ALGIERS (Reuter) - Emotion over the burial of Mohamed Boudiaf, the Algerian head of state, who was assassinated on Monday, gave way yesterday to demands to know whether religious fanaticism or politics inspired his killer, or killers.
'Who organised this conspiracy?' demanded Fatiha, Boudiaf's widow, following the funeral of her husband after just five months in power. 'Who killed Boudiaf?' newspapers asked.
The answer is seen as crucial for the future in a land where Muslim fundamentalists seeking an Islamic state have fought security forces during the past year, bringing alternate clamp-downs and relaxing of restrictions.
Two official versions of the killing, followed by television newsfilm of a subsequent gun battle, suggested more than one killer was involved. The official APS news agency said that the gunman, in police uniform, was shot dead on the spot. Later, the Higher State Council said the man was arrested, and APS then described him as a member of a counter-espionage unit providing security for the head of state.
Algerian newspapers yesterday said he may have confessed to acting for religious reasons. One gave his first name as Boumaarraf, aged 26, from Oum El Bouaghi, an eastern region of strong fundamentalism. It said he was a former pupil of Ali Djeddi, a fundamentalist who is under arrest.

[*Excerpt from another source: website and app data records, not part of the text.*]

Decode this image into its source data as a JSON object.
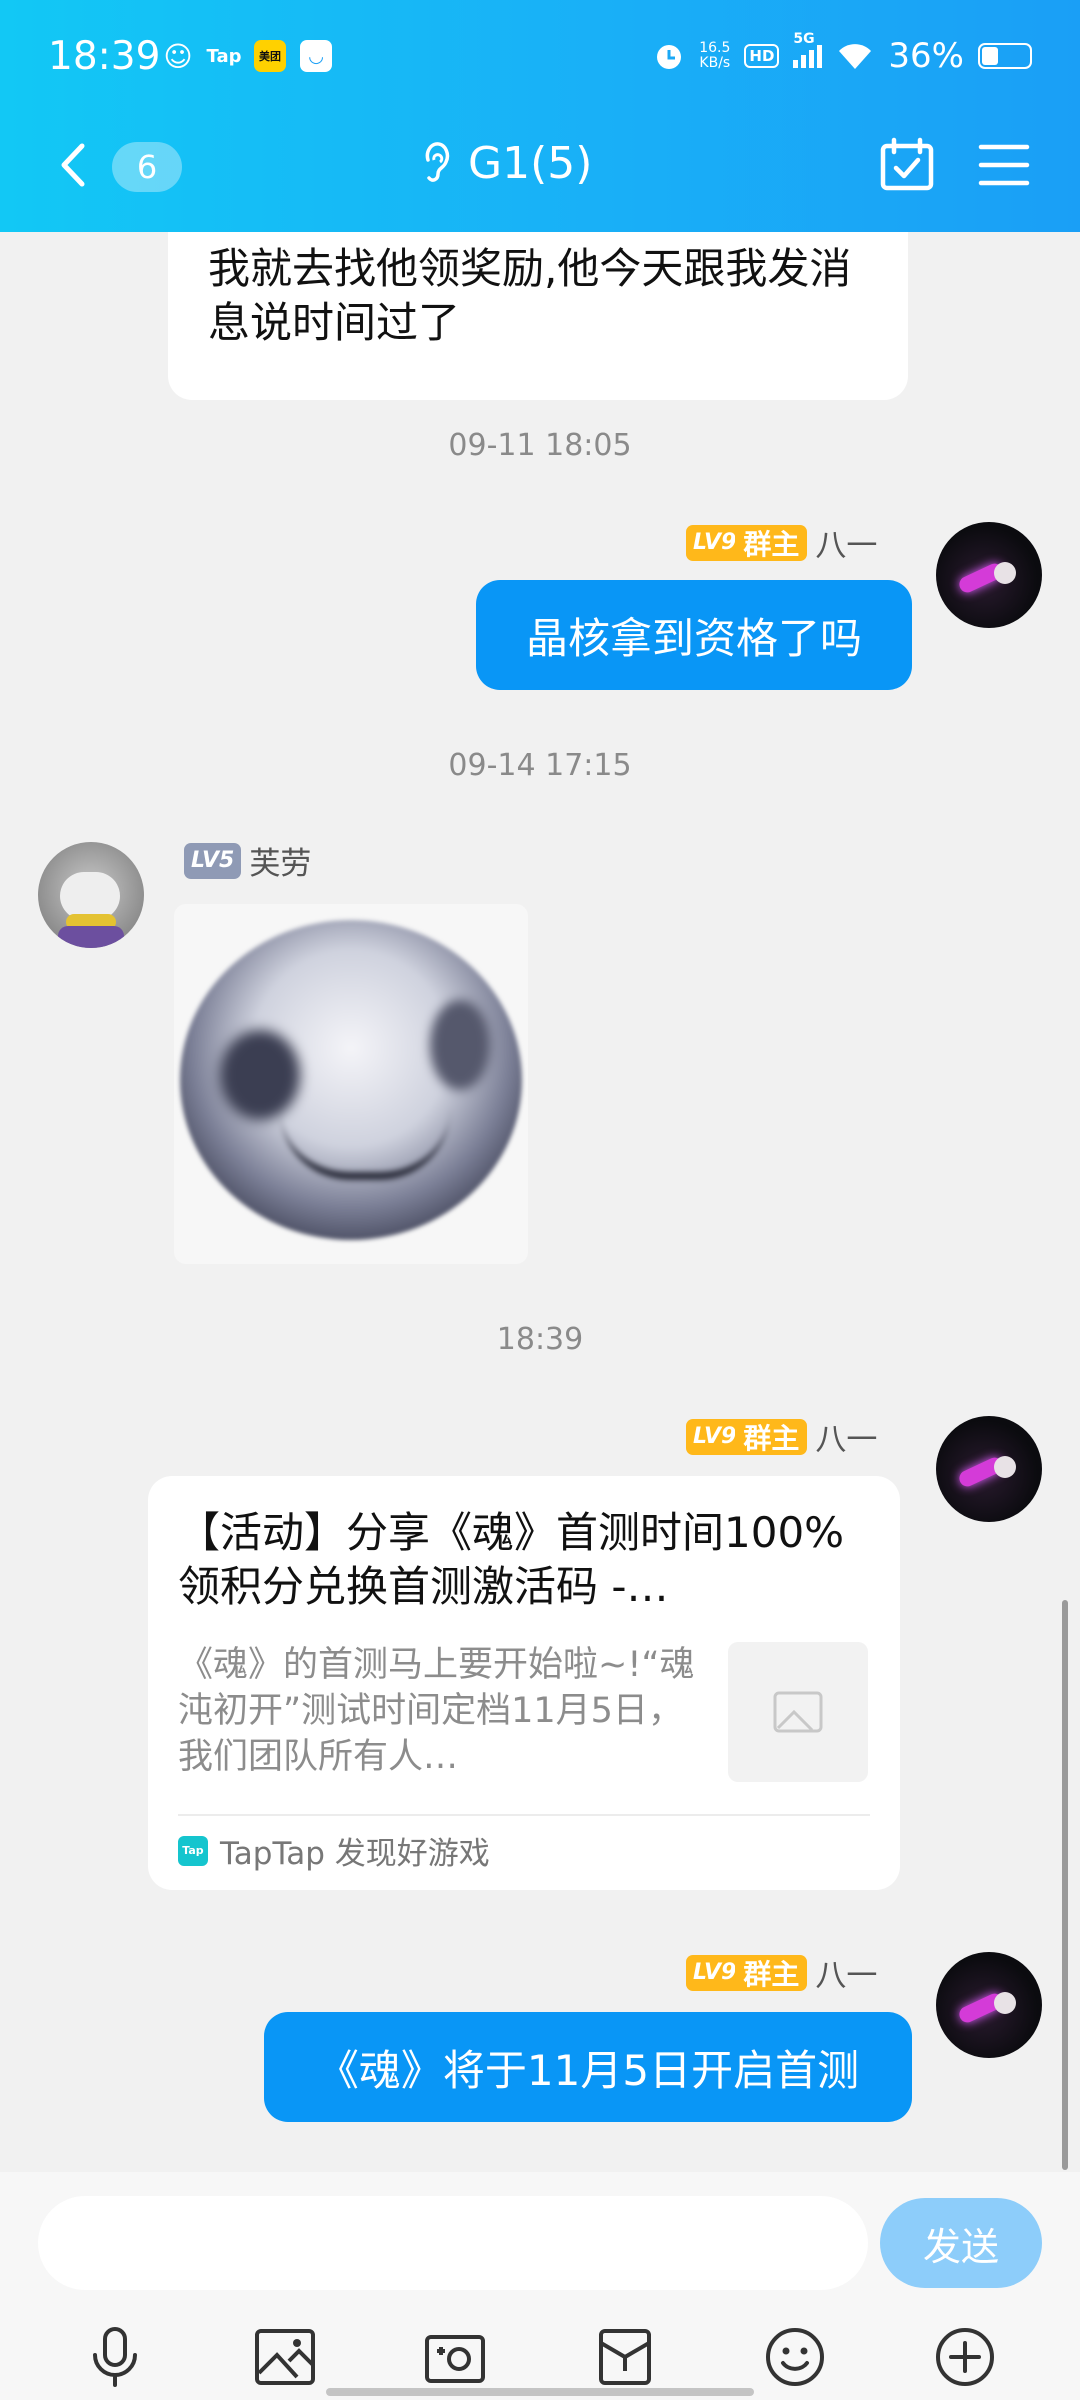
{
  "status_bar": {
    "time": "18:39",
    "speed_value": "16.5",
    "speed_unit": "KB/s",
    "hd": "HD",
    "net": "5G",
    "battery": "36%",
    "notif_tap": "Tap",
    "notif_meituan": "美团"
  },
  "nav": {
    "unread_count": "6",
    "title": "G1(5)"
  },
  "messages": {
    "m0_text": "我就去找他领奖励,他今天跟我发消息说时间过了",
    "stamp1": "09-11 18:05",
    "m1": {
      "level": "LV9",
      "role": "群主",
      "name": "八一",
      "text": "晶核拿到资格了吗"
    },
    "stamp2": "09-14 17:15",
    "m2": {
      "level": "LV5",
      "name": "芙劳"
    },
    "stamp3": "18:39",
    "m3": {
      "level": "LV9",
      "role": "群主",
      "name": "八一",
      "card_title": "【活动】分享《魂》首测时间100%领积分兑换首测激活码 -…",
      "card_desc": "《魂》的首测马上要开始啦~!“魂沌初开”测试时间定档11月5日，我们团队所有人…",
      "source_logo": "Tap",
      "card_source": "TapTap 发现好游戏"
    },
    "m4": {
      "level": "LV9",
      "role": "群主",
      "name": "八一",
      "text": "《魂》将于11月5日开启首测"
    }
  },
  "input": {
    "placeholder": "",
    "send_label": "发送"
  },
  "colors": {
    "header_start": "#12c8f5",
    "header_end": "#1a9ff6",
    "bubble_blue": "#0996f6",
    "badge_gold": "#ffb81a",
    "send_btn": "#8dcdfa"
  }
}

The presidency, in permanent crisis session with the supreme security body, kept silent as an official inquiry into the killing was mounted. Nor was there any official explanation for a second coffin that followed Boudiaf's to the Martyrs' cemetery. Officials said they believed he was a bodyguard killed in the shootout.Reuse content